When it comes to bedding and traveling, feral pigs are a little more nomadic than their wild boar cousins. They may be able to make it a day or two without sleeping, but even in hot weather they are up and wandering for food during the nighttime hours (when hunting is legal).
During daylight hours feral hogs will typically bed down at bedding areas. They are particularly fond of muddy areas where they can roll around and become caked with the mud to help fight off biting insects and keep their skin from burning in the sun. Look for mud rubs—areas where feral pigs have rubbed their snouts against trees, logs, fence posts or other immovable objects. Fresh mud rubs are a sure sign that feral hogs are nearby.
Hogs are also attracted to water and will often visit ponds, creeks and other water sources throughout the day to bathe and cool off. If it is hot, hogs will travel long distances to get to a good water hole. They will bathe and roll in the water to cool off, and it is not uncommon to find hogs with their heads underwater for an hour or more.

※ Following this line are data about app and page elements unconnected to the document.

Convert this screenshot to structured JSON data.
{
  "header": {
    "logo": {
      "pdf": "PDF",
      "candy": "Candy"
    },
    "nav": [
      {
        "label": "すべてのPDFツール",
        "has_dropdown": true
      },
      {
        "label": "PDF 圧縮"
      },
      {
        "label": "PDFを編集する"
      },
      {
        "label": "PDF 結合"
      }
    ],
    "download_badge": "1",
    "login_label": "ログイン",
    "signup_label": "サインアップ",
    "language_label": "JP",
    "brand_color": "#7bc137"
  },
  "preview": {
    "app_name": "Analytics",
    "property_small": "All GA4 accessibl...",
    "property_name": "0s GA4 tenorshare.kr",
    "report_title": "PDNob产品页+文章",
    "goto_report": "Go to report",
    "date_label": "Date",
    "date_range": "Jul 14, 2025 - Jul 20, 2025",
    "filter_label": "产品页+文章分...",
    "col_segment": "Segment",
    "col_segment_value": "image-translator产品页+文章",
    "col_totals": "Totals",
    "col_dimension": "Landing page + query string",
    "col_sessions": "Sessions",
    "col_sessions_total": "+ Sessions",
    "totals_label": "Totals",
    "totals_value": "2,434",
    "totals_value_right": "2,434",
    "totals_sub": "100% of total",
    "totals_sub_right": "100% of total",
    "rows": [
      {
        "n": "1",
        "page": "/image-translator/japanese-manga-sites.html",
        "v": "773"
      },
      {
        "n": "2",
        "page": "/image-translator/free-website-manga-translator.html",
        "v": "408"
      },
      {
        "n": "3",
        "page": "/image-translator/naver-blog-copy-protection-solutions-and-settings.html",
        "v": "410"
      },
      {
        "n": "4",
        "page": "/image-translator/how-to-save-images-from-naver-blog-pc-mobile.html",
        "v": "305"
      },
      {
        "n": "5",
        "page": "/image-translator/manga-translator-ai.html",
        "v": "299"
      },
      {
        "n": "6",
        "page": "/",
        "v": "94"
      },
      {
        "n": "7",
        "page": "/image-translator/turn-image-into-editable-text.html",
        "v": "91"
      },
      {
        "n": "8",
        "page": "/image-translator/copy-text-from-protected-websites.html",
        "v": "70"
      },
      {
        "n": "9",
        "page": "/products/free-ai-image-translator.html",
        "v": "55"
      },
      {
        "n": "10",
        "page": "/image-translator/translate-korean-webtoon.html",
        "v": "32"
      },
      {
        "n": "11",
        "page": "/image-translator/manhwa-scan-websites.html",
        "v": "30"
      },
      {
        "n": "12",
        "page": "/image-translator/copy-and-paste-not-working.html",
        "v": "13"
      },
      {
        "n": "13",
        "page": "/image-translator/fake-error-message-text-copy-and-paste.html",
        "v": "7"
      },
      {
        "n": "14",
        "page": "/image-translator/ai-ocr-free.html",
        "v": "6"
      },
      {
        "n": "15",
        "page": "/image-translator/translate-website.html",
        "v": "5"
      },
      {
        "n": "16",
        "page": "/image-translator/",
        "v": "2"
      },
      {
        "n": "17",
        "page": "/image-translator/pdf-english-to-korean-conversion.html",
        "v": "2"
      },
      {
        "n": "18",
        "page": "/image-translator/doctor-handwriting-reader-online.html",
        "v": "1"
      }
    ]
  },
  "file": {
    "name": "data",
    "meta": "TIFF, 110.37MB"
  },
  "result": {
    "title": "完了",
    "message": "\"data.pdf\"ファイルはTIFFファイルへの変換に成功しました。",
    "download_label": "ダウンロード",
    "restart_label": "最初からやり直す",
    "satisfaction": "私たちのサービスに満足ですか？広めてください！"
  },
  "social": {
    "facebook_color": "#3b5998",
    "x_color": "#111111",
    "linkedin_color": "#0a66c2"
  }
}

Wild hogs are adept at rooting for food in the soil with their broad snouts, and will often disturb the ground and leave behind the appearance of a plowed field. For this reason, open agricultural fields and ranch lands are often preferred hunting spots for wild hogs.